Monday, January 28, 2008

The Diving Bell and the Butterfly


Since I go to Columbia, I got to support my fellow alumni. Luckily, some of us actually went somewhere. Janusz Kaminski, a notable cinematographer, is who drew me into seeing The Diving Bell and the Butterfly. When I first saw the previews for it, I kind of thought it was like Blu, where someone gets into a car crash and looses everything blah, blah, blah. I honestly had no desire to read about it or see it. But knowing that my homeboy Janusz shot it, and the fact that my girl Cara was going to see it as well made me get off my booty and go to the movies.
Thank God she made me go, because I was so wrong. Like, completely wrong. The Diving Bell centers around Jean-Dominique Bauby, a prominent figure in the fashion industry who suffers a horrible stroke. Or so we think. In reality he has a condition called "Locked-in syndrome," where you're completely coherent on the inside but completely paralyzed on the outside. His brain has no damage and he can still think and feel the things he usually would, but he cannot articulate his emotions physically in any way. This, in the hands of an amateur director could've turned into the next Hallmark channel blockbuster, with a heartwarming struggle and crappy string music. But what director Julian Schnabel and Kaminski have achieved is art. Most of the film is from Bauby's point of view, with his voice-over conveying his inner thoughts as his doctors and loved one react to his condition. And it truly is from his perspective. Because he's paralyzed, his head movement is extremely limited and what we see is from his eyes exploring the room. His depth perception is also skewed because one of his eyes has also become paralyzed. So the cinematography reflects that. Parts of the frame are not in focus, while other parts are crystal clear. The images blur and become defined as Bauby struggles for consciousness. The depth of field is almost unsettling at first because we're seeing a world that hopefully we'll never experience.
The dialogue is, and this sounds soooo pretentious, but it's revolutionary. Obviously Bauby can't speak to his doctors and loved one, so he communicates through blinking. With the help of his speech therapist Henriette and his secretary Claude, he develops a way of actually speaking to people by blinking when she recites the correct letter he wants. Through this complicated process, he's able to form sentences and even write a complete novel. Schnabel doesn't show us the entire process of this most of the time, and instead let's Bauby's voice-over communicate with Henriette and Claude, letting us see that his life can be as fluid as it was before. He develops friendships, reconnects with his ex-wife, and essentially leads a normal life because the people that love him have embraced his new life.
The movie is extremely emotional and extremely well-done. And it's receiving awards up the butt. As it should. The most incredible thing about this movie is that it's all true. There was a Jean-Dominique Bauby and he did write a novel through blinks and he did live a normal, happy life. It's inspiring really. It's the ultimate comeback story, without the cheesy, man is healed with love ending that we've come to expect with conventional Hollywood films. Go see it before it leaves theaters, so that when it wins a couple Oscars you know exactly why.
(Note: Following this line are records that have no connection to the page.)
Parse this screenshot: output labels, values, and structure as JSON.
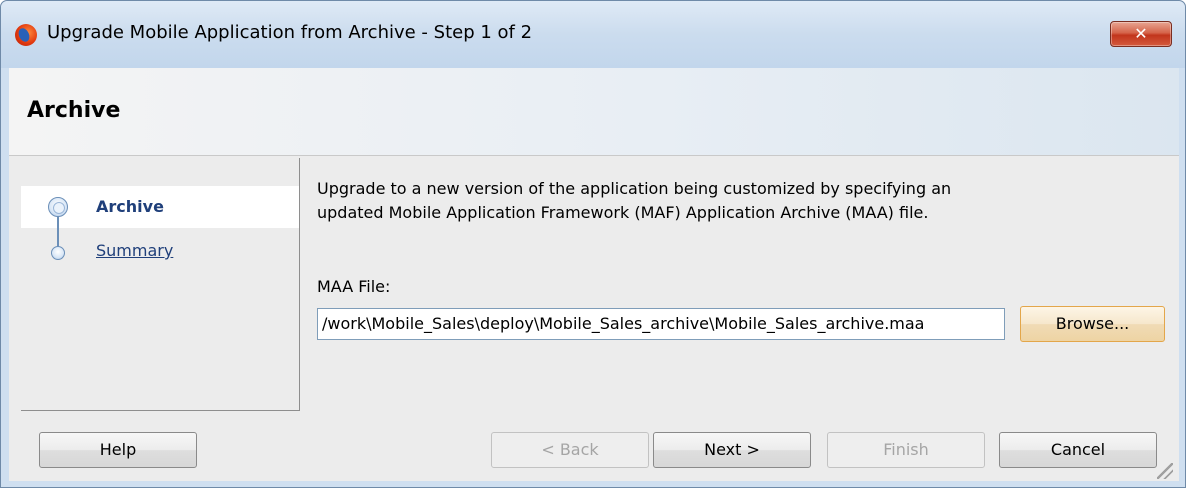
{
  "window": {
    "title": "Upgrade Mobile Application from Archive - Step 1 of 2",
    "close_glyph": "✕"
  },
  "header": {
    "title": "Archive"
  },
  "nav": {
    "items": [
      {
        "label": "Archive",
        "selected": true
      },
      {
        "label": "Summary",
        "selected": false
      }
    ]
  },
  "main": {
    "description": "Upgrade to a new version of the application being customized by specifying an updated Mobile Application Framework (MAF) Application Archive (MAA) file.",
    "maa_label": "MAA File:",
    "maa_value": "/work\\Mobile_Sales\\deploy\\Mobile_Sales_archive\\Mobile_Sales_archive.maa",
    "browse_label": "Browse..."
  },
  "footer": {
    "help_label": "Help",
    "back_label": "< Back",
    "next_label": "Next >",
    "finish_label": "Finish",
    "cancel_label": "Cancel"
  },
  "colors": {
    "title_bar": "#c8daee",
    "close_button": "#c9452b",
    "link": "#1f3f7a",
    "focus_border": "#e3a64a"
  }
}
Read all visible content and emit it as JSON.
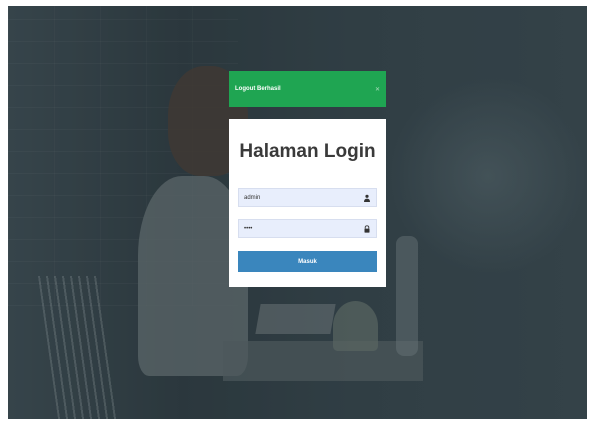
{
  "header": {
    "title": "Logout Berhasil",
    "close_icon": "close-icon"
  },
  "login": {
    "title": "Halaman Login",
    "username": {
      "value": "admin",
      "icon": "user-icon"
    },
    "password": {
      "value": "••••",
      "icon": "lock-icon"
    },
    "submit_label": "Masuk"
  },
  "colors": {
    "header_bg": "#1fa552",
    "button_bg": "#3a86bd",
    "field_bg": "#e8eefc"
  }
}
2 comments:

RAGE said...

This sounds so fascinating, and heart felt. I want to see it.

RAGE said...

This sounds so fascinating, and heart felt. I want to see it.